[MATERIAL FOR THIS TASK — start]
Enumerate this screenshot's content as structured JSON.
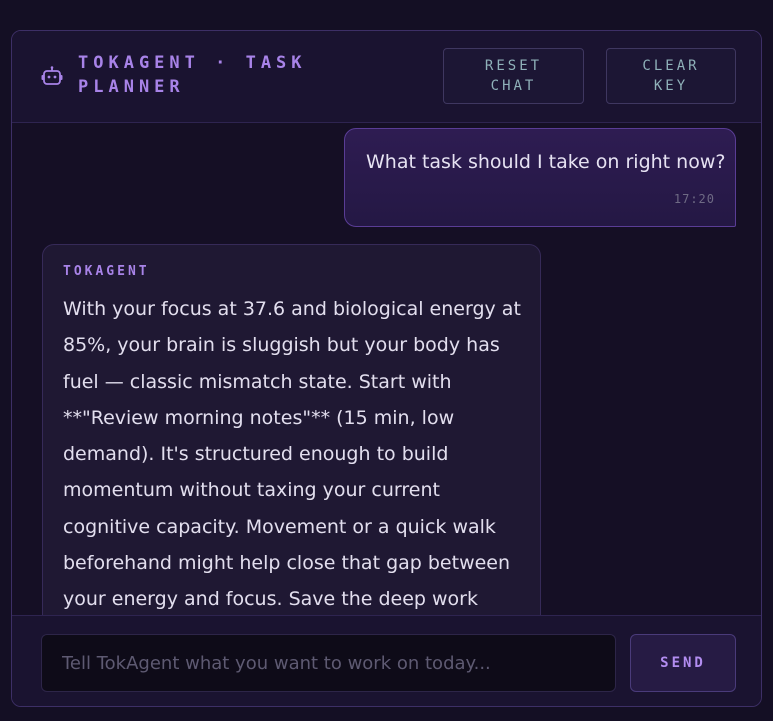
{
  "header": {
    "title": "TOKAGENT · TASK PLANNER",
    "icon": "robot-icon",
    "reset_button": "RESET CHAT",
    "clear_key_button": "CLEAR KEY"
  },
  "messages": [
    {
      "role": "user",
      "text": "What task should I take on right now?",
      "time": "17:20"
    },
    {
      "role": "agent",
      "sender": "TOKAGENT",
      "text": "With your focus at 37.6 and biological energy at 85%, your brain is sluggish but your body has fuel — classic mismatch state. Start with **\"Review morning notes\"** (15 min, low demand). It's structured enough to build momentum without taxing your current cognitive capacity. Movement or a quick walk beforehand might help close that gap between your energy and focus. Save the deep work block for when your focus climbs"
    }
  ],
  "composer": {
    "placeholder": "Tell TokAgent what you want to work on today...",
    "value": "",
    "send_button": "SEND"
  },
  "colors": {
    "accent": "#a883e8",
    "background": "#140f24",
    "user_bubble": "#2e1c52",
    "agent_bubble": "#1f1833"
  }
}
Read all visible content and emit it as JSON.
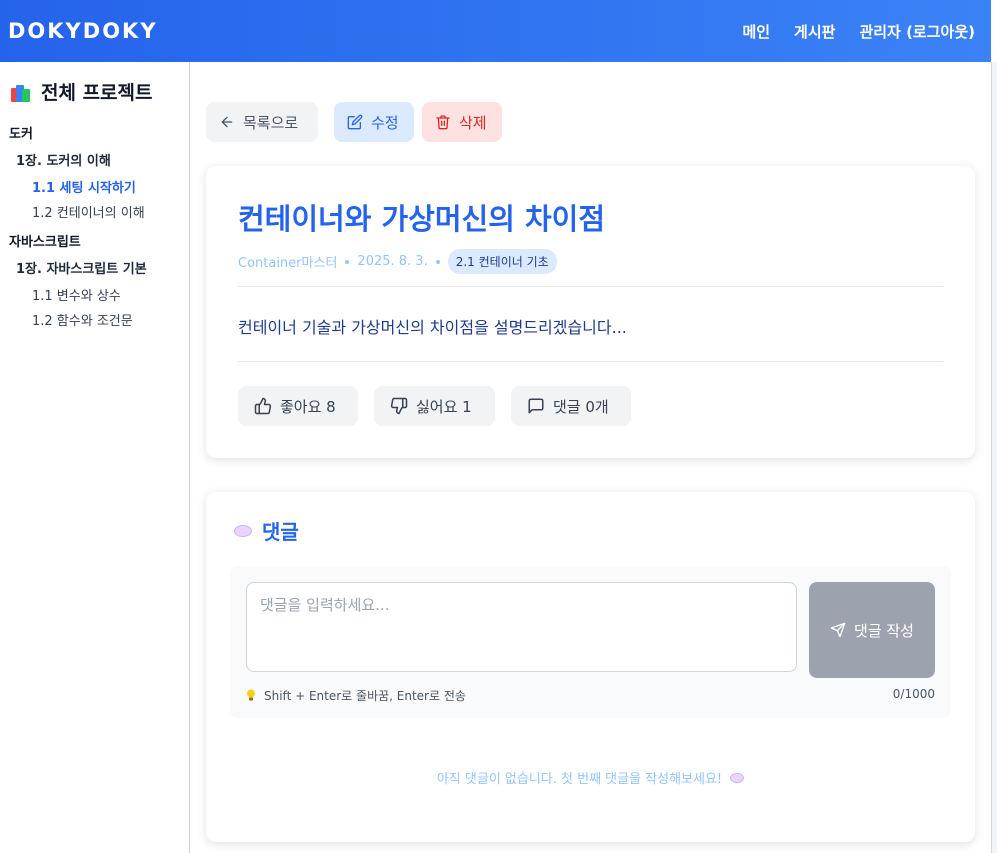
{
  "header": {
    "logo": "DOKYDOKY",
    "nav": [
      "메인",
      "게시판",
      "관리자 (로그아웃)"
    ]
  },
  "sidebar": {
    "title": "전체 프로젝트",
    "categories": [
      {
        "name": "도커",
        "chapter": "1장. 도커의 이해",
        "sections": [
          "1.1 세팅 시작하기",
          "1.2 컨테이너의 이해"
        ]
      },
      {
        "name": "자바스크립트",
        "chapter": "1장. 자바스크립트 기본",
        "sections": [
          "1.1 변수와 상수",
          "1.2 함수와 조건문"
        ]
      }
    ],
    "active_section": "1.1 세팅 시작하기"
  },
  "actions": {
    "back": "목록으로",
    "edit": "수정",
    "delete": "삭제"
  },
  "post": {
    "title": "컨테이너와 가상머신의 차이점",
    "author": "Container마스터",
    "date": "2025. 8. 3.",
    "tag": "2.1 컨테이너 기초",
    "content": "컨테이너 기술과 가상머신의 차이점을 설명드리겠습니다...",
    "like": "좋아요 8",
    "dislike": "싫어요 1",
    "comments": "댓글 0개"
  },
  "comments": {
    "title": "댓글",
    "placeholder": "댓글을 입력하세요...",
    "submit": "댓글 작성",
    "hint": "Shift + Enter로 줄바꿈, Enter로 전송",
    "count": "0/1000",
    "empty": "아직 댓글이 없습니다. 첫 번째 댓글을 작성해보세요!"
  },
  "colors": {
    "header_start": "#2563eb",
    "header_end": "#3b82f6",
    "accent": "#2563eb",
    "danger": "#dc2626"
  },
  "icons": [
    "books-icon",
    "arrow-left-icon",
    "edit-icon",
    "trash-icon",
    "thumbs-up-icon",
    "thumbs-down-icon",
    "comment-icon",
    "speech-bubble-icon",
    "send-icon",
    "lightbulb-icon"
  ]
}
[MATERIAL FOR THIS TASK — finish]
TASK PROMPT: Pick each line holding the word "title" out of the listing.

ANSWER SPACE:
    "title": "TOKAGENT · TASK PLANNER",
    "title": "전체 프로젝트",
    "title": "컨테이너와 가상머신의 차이점",
    "title": "댓글",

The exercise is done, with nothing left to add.